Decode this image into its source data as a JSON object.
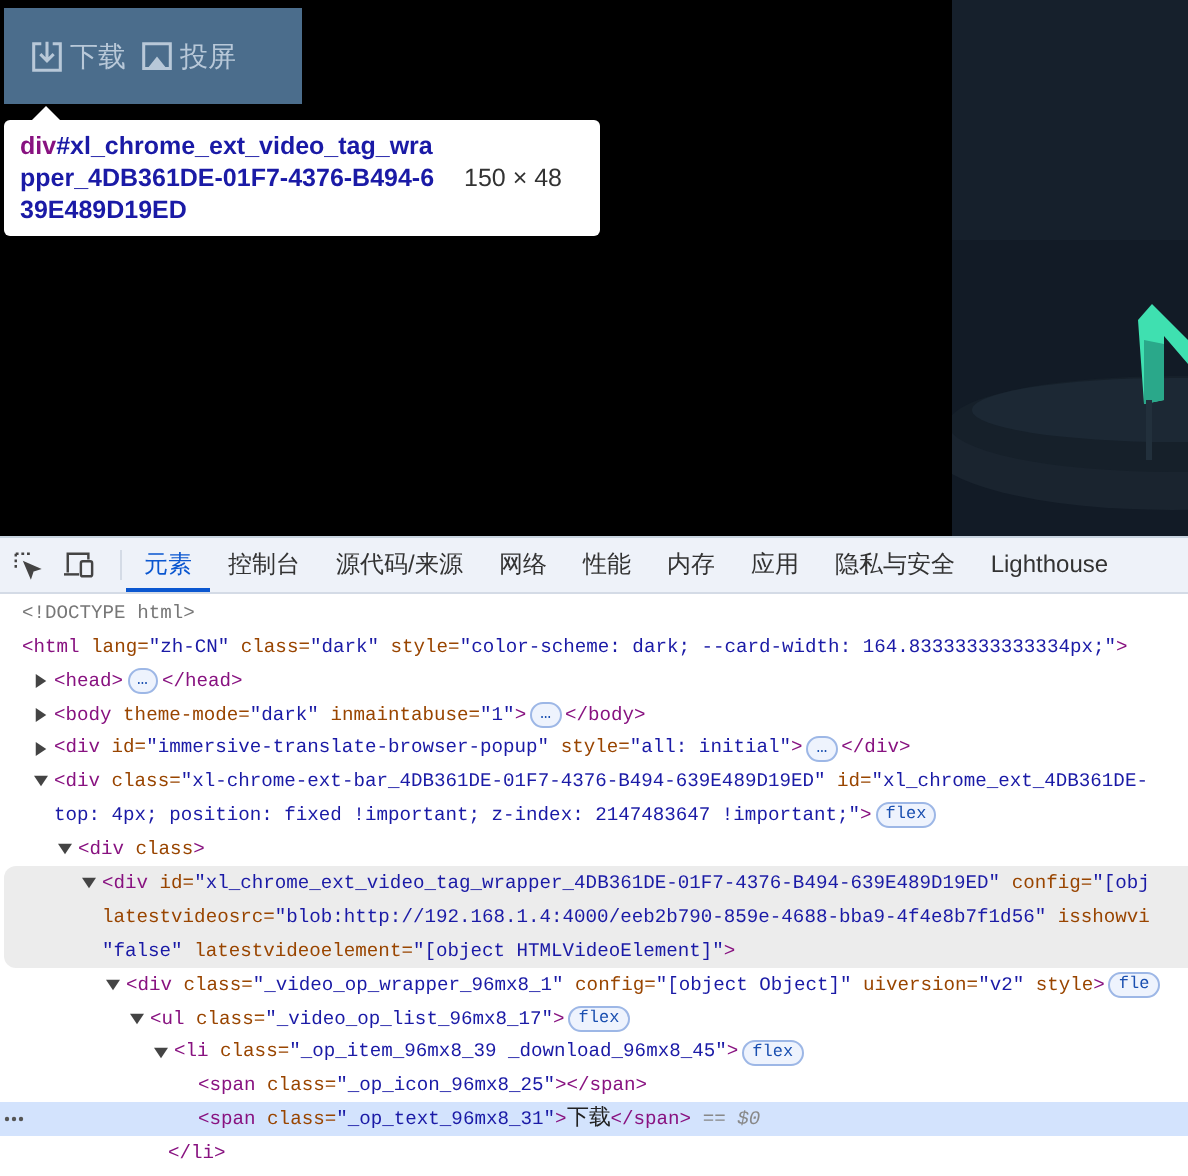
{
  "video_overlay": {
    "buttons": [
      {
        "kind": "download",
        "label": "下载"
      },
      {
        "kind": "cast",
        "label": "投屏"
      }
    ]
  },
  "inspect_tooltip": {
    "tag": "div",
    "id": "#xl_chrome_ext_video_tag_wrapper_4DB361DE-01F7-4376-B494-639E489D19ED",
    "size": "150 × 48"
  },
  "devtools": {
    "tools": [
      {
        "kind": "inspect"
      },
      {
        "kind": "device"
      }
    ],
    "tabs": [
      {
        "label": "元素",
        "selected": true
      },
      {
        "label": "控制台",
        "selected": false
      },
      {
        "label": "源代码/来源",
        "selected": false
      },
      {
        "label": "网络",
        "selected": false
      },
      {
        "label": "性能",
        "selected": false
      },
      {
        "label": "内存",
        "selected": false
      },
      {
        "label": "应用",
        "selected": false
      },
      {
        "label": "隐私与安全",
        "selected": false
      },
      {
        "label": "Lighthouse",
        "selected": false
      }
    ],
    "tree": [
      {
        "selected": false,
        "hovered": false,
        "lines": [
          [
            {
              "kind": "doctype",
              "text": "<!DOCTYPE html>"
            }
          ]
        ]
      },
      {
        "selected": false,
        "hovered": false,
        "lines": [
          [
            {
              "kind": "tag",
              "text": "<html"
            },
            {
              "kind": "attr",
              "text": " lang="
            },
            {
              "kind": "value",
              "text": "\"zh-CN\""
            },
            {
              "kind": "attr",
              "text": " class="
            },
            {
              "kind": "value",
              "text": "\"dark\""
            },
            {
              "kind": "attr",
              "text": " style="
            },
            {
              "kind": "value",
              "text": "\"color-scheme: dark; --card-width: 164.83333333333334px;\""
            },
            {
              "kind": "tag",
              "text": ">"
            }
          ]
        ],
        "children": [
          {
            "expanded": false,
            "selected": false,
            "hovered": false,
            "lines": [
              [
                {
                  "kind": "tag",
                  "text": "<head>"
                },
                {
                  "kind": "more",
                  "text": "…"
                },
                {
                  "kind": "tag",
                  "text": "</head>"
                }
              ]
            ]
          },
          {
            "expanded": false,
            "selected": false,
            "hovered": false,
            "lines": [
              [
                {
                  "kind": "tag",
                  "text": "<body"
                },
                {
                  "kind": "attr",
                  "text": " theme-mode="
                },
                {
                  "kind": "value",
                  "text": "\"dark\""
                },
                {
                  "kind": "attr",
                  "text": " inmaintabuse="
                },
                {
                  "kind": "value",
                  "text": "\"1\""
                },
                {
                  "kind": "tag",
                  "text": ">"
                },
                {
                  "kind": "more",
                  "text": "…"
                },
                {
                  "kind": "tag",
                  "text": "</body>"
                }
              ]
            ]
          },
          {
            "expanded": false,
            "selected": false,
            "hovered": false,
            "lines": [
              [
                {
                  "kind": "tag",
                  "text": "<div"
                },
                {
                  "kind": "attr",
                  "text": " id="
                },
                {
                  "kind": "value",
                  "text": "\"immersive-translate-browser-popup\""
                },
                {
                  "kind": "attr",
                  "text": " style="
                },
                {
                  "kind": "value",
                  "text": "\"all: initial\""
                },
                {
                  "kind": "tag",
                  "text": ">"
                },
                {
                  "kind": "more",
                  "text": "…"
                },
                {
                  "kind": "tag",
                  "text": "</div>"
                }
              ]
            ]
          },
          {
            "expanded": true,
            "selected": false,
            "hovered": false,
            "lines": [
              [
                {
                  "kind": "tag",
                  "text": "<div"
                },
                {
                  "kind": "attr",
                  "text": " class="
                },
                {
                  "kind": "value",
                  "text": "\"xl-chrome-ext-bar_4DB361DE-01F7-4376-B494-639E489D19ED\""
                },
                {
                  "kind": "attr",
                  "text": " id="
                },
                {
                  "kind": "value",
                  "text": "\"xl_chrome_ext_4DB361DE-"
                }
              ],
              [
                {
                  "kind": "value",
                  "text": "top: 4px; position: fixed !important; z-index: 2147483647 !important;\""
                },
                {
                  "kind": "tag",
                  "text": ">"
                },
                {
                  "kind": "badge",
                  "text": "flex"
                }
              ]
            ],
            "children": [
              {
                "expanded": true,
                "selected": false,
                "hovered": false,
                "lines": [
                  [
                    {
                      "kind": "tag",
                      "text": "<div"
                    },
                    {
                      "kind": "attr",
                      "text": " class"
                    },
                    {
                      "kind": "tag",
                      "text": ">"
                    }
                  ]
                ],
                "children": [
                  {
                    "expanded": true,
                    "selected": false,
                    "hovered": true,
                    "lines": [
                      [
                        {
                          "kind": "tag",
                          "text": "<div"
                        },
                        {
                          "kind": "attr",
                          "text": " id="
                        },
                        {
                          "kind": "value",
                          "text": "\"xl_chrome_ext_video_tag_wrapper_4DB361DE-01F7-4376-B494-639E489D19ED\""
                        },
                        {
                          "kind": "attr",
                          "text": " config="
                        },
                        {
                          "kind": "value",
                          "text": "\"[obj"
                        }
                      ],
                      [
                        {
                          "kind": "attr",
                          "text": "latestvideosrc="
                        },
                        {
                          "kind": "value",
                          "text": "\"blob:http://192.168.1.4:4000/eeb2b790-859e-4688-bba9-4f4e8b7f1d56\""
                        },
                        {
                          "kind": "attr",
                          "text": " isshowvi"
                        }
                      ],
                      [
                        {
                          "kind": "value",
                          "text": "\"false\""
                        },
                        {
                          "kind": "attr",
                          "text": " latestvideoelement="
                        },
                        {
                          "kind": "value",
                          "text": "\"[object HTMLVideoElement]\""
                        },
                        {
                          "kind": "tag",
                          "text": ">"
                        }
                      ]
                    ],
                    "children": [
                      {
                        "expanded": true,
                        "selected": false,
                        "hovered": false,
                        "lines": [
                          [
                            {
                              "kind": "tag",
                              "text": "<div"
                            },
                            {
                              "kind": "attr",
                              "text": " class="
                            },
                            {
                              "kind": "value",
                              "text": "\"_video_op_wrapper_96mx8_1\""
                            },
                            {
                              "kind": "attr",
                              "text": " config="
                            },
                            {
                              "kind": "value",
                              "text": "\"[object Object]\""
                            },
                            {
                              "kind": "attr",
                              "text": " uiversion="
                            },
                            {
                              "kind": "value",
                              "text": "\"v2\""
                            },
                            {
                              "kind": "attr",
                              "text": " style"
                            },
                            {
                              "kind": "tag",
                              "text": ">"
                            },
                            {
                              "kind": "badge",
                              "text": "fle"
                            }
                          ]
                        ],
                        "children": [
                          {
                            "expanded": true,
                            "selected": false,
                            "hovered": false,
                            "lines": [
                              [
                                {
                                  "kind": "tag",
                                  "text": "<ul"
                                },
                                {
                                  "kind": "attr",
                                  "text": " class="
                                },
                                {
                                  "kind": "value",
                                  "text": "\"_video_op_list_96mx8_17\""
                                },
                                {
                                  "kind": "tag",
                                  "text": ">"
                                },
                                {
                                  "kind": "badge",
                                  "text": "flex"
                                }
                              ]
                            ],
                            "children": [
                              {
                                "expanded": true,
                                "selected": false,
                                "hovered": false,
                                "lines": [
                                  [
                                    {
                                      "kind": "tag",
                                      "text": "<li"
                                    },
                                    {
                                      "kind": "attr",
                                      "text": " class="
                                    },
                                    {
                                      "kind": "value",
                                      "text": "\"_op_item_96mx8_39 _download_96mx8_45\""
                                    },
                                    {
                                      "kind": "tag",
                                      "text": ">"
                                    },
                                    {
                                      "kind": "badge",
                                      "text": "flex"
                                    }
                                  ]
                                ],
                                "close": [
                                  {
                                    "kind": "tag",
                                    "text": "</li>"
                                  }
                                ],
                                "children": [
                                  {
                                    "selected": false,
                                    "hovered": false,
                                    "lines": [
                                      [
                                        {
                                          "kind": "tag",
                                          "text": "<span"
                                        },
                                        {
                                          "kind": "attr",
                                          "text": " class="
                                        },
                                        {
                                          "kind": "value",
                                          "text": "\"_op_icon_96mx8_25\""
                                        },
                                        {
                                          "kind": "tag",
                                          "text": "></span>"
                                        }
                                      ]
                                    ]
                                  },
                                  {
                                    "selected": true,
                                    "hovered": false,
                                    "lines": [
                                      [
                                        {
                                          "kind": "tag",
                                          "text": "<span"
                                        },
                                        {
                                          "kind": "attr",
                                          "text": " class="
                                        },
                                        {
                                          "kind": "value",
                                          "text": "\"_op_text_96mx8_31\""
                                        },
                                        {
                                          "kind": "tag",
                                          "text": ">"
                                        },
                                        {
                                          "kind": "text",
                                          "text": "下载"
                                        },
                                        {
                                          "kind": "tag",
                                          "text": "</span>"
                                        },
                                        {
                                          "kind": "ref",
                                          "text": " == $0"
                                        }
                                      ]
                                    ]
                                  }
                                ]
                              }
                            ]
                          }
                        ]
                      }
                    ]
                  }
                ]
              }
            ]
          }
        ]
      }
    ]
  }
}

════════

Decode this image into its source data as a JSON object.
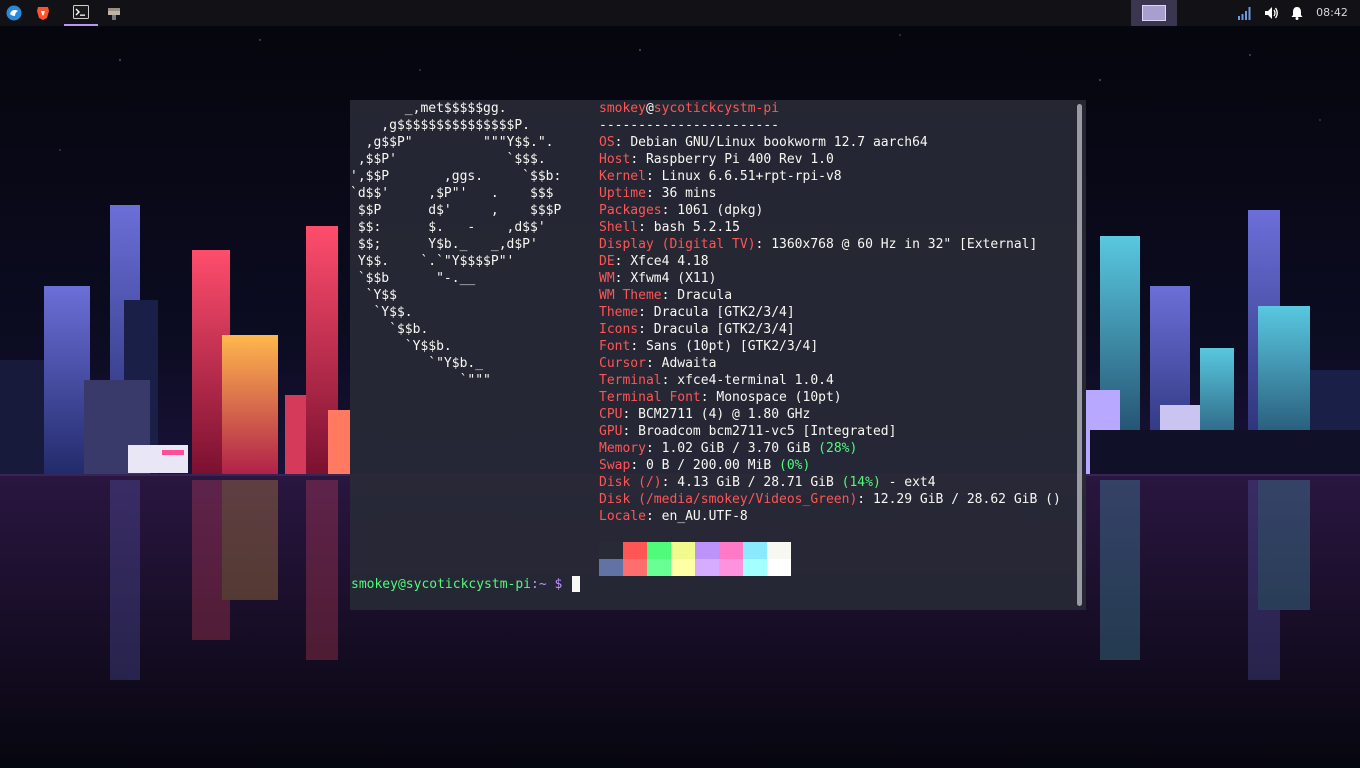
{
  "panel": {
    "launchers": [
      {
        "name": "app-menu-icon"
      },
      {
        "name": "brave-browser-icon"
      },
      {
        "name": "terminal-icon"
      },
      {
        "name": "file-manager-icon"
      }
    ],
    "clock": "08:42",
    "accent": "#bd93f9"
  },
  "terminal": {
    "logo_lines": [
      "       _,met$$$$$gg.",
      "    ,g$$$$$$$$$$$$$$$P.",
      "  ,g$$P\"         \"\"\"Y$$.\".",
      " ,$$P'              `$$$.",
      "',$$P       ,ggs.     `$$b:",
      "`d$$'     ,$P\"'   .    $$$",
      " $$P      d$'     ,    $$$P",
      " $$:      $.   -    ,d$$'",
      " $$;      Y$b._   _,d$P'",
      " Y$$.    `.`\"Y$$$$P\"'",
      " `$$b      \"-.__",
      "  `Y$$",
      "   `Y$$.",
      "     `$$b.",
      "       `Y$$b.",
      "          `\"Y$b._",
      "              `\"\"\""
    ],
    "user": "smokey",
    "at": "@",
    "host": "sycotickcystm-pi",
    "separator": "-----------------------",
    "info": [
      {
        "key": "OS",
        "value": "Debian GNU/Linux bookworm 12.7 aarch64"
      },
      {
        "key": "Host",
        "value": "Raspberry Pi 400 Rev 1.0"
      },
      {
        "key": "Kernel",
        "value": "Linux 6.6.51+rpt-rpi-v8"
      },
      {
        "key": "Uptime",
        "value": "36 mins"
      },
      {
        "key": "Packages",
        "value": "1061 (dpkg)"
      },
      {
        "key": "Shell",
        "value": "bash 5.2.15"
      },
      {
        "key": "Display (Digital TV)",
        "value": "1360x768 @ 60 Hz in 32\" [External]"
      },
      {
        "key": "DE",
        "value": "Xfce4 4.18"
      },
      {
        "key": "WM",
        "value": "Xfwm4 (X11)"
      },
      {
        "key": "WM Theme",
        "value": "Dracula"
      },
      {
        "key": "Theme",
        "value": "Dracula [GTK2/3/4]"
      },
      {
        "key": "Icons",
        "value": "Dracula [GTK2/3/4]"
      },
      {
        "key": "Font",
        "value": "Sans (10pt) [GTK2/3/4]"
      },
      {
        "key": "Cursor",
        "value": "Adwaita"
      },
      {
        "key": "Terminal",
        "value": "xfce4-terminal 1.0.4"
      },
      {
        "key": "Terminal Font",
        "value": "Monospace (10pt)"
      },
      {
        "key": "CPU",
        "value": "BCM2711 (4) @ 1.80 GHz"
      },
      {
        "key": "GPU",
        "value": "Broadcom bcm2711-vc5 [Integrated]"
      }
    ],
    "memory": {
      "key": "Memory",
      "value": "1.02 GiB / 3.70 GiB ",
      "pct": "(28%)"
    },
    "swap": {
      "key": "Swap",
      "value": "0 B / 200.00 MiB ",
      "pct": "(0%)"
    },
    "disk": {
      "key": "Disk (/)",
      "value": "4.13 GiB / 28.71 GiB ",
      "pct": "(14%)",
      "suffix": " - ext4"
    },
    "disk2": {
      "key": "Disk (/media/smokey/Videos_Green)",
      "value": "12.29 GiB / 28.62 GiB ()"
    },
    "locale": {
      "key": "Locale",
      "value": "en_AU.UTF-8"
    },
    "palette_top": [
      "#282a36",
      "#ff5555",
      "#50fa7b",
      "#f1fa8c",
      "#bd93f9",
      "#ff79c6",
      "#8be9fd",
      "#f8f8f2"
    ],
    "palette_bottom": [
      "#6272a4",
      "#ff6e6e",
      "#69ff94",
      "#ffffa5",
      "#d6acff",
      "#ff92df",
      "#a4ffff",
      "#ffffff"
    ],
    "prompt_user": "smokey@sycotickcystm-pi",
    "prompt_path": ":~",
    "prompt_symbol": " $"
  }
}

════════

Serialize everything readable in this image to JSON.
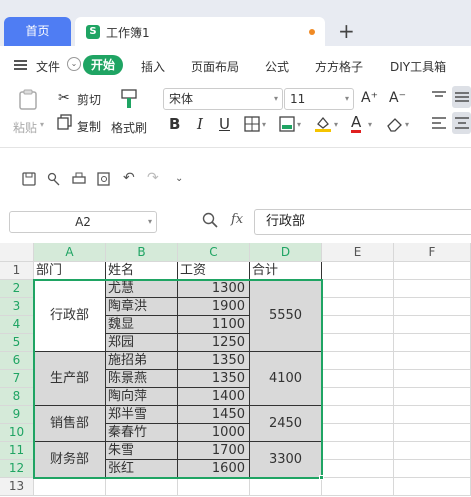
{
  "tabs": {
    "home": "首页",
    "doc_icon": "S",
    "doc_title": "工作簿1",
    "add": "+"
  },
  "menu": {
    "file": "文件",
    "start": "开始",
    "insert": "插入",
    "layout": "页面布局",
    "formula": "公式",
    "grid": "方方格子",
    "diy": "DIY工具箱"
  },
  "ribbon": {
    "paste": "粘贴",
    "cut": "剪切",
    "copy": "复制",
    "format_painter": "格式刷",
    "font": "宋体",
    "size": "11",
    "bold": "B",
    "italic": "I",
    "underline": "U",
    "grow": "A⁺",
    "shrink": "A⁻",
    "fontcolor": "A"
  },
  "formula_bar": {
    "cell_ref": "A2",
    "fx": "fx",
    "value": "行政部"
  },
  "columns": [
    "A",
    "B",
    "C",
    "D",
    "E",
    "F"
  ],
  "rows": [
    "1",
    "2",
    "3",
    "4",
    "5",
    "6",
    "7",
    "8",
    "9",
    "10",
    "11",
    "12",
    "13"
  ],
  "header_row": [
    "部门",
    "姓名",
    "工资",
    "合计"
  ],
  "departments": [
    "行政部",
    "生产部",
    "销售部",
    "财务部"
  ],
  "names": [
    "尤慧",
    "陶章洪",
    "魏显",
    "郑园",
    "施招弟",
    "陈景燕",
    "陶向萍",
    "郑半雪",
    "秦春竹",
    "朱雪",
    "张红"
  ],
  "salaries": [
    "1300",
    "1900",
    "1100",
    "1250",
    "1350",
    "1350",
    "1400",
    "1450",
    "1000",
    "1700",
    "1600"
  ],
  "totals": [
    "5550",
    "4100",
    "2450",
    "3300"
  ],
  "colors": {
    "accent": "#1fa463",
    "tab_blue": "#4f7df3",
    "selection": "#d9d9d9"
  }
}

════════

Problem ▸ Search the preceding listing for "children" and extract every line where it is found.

Written answer ▸
        "children": [
            "children": [
                "children": [
                    "children": [
                        "children": [
                            "children": [
                                "children": [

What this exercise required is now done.